* _PROBLEM DESCRIPTION_
Where in the listing does the string "JSON" appear? Copy every line that holds it.

* _GIVEN INFORMATION_
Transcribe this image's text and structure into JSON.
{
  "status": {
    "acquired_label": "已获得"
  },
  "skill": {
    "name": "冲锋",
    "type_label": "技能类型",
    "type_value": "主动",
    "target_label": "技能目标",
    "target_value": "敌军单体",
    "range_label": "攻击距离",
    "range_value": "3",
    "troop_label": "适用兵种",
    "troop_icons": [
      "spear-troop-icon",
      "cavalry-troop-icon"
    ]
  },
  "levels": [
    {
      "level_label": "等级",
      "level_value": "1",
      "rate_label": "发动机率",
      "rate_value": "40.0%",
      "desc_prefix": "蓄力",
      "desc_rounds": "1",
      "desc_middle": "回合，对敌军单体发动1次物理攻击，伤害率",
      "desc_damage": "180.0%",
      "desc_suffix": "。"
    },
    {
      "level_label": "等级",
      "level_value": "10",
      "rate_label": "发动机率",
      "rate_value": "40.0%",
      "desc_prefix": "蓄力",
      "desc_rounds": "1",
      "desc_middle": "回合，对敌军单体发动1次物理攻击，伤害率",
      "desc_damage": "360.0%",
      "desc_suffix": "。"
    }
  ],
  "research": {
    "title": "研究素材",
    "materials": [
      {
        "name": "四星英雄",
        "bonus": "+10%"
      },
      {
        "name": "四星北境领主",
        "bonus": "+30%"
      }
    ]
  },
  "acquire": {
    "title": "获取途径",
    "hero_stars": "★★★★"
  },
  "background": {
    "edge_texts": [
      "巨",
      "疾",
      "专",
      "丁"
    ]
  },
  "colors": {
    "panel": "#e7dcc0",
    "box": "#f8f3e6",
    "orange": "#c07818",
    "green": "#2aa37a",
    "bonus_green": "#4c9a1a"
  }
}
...
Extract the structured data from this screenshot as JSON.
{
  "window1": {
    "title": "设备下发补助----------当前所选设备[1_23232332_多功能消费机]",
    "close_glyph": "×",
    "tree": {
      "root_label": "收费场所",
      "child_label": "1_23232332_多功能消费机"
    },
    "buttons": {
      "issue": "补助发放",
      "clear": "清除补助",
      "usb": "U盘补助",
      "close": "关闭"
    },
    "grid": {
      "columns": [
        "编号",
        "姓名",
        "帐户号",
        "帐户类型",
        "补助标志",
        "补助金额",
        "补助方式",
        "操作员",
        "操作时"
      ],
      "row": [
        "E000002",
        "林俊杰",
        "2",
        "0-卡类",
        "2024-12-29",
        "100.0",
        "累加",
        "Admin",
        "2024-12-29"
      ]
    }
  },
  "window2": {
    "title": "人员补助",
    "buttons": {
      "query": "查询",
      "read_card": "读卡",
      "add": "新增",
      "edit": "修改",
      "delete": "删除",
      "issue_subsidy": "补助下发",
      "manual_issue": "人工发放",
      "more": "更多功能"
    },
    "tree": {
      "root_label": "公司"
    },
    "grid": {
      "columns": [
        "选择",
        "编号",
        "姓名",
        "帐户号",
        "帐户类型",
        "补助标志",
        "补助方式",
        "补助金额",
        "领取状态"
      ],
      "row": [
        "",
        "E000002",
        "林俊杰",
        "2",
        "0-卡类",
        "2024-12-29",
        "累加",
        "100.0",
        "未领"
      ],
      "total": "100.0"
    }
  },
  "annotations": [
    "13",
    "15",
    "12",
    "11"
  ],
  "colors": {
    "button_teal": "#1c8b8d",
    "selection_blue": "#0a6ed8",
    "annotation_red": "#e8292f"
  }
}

* _WRITTEN REPLY_
Transcribe this image's text and structure into JSON.
Extract the structured data from this screenshot as JSON.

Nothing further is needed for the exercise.